Saturday, April 18, 2009
Bonbon Shell Midden
Reaching the area can be made in either from the fully cemented circumferential road that traverses from Diosdado Macapagal Bridge or from Libertad, national highway. The shortest way though is to ride the motorized trisikad, parked at the corner of Libertad national highway-Bonbon road just adjacent to the City Sports complex, and turning left from the Bonbon proper, you have to go across a bad road; the distance from the national highway is more or less 3-kilometers.
In archaeology, the term shell midden analysis refers to the study of marine shell valves that were once used as food by prehistoric peoples. Once the meat was extracted, the remaining shells were sometimes used to make ornaments such as beads or carved into fishhooks. However, most of the shell was simply thrown away as waste. It was not uncommon for prehistoric peoples to discard unwanted refuse at centralized trash sites. Over many hundreds of years, shell refuse and soil would build up at these trash sites, resulting in the formation of mounds on what was once level ground.
Discovered in Purok 2A-Tuway, Barangay Bonbon is a mound of shells running up to two meters deep occupying an area of about half a hectare and what is now an additional historical sites, named as “Bonbon Shell Midden”
The materials found in the site underwent radiocarbon dating analysis in Japan. But National Museum archaeologists who made an in-depth study of the site in February 2009 have its prognosis that the materials go back to late Stone Age. That effectively pushes back in time the cultural chronology of Butuan's early settlement, and eventually alters data on Philippine history.

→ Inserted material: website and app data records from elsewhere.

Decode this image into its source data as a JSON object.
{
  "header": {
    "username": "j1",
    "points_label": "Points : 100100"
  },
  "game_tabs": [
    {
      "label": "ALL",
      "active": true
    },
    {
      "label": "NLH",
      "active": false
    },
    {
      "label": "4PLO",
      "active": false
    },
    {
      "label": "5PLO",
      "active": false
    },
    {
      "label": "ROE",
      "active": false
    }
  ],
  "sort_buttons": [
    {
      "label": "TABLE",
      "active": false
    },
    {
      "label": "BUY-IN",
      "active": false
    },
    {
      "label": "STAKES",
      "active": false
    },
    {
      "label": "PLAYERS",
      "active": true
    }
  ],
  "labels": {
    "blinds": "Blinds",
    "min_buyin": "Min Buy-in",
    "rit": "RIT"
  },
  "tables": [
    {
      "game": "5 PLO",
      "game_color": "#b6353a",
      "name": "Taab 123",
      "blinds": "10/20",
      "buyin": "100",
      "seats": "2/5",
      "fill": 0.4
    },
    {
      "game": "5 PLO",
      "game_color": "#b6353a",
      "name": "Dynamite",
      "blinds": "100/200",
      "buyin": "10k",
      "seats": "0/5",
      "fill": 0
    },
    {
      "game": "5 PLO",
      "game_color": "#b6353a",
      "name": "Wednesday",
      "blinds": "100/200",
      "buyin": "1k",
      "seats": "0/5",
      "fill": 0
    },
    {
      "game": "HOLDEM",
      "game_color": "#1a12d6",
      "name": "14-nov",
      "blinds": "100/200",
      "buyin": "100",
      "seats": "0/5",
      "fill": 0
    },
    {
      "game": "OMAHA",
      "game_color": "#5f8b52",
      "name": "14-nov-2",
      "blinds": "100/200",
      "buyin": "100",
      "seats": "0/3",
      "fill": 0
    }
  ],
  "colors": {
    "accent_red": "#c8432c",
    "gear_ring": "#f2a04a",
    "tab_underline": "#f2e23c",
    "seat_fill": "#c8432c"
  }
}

Aside from freshwater and brackish shells, the excavations yielded stone flake tools that bore traces of human interventions, including deposits of human and animal bones. At the moment, two human tibiae (long bones of the arms) and parts of the hand are in Japan for C-14 analysis.